Gardner also provided clarity on the issue of when information about an inmate's release date can be made public, writing that law enforcement can provide ICE with that information only if the information is broadly available to the public.
The guidance indicates that sheriffs, such as Orange County's Hutchens, who have decided to post release date information about all inmates online, are following the law. Los Angeles County also does this.
In a written statement released Monday announcing why she is now publishing that information, Hutchens noted that while SB 54 prohibits the sheriff from communicating with ICE, it does not prevent her from sharing information more broadly with the public.
“SB 54 makes local law enforcement’s job more difficult and requires bureaucratic processes that could allow dangerous individuals to fall through the cracks of our justice system,” she stated. "My department, however, remains committed to cooperating fully with federal authorities in all areas where I have discretion to remove serious criminals from our community.”
The bulletin also stated that SB 54 does allow local law enforcement agencies to provide ICE with access to interview someone who's in custody so long as police inform that person of their legal rights.

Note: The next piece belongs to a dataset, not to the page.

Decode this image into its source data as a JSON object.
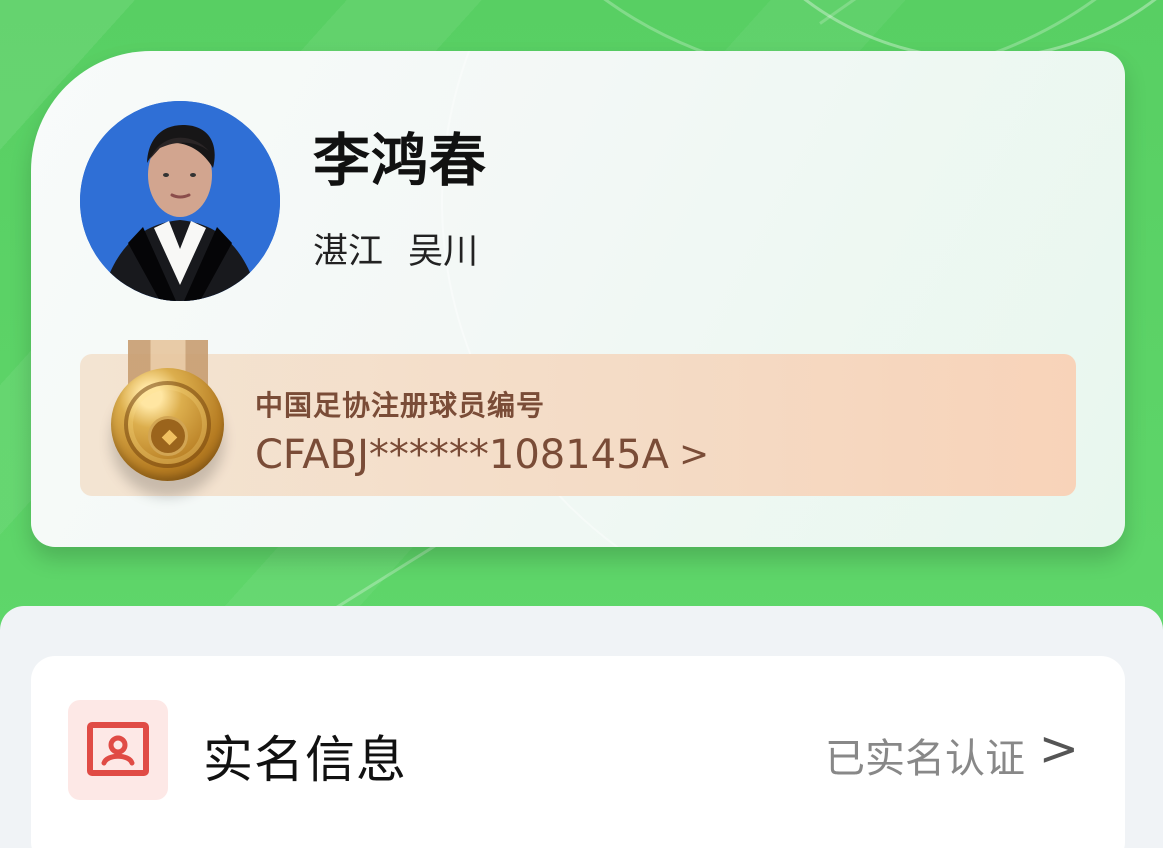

“The guidance we’re issuing today simply gives our public safety authorities a clear sense of what the Values Act -- which works in concert not conflict with federal law -- requires. We’re not going to let the Trump administration coerce us into doing the federal government’s job of enforcing federal immigration law. We’re in the business of public safety, not deportation," Becerra said in a written statement.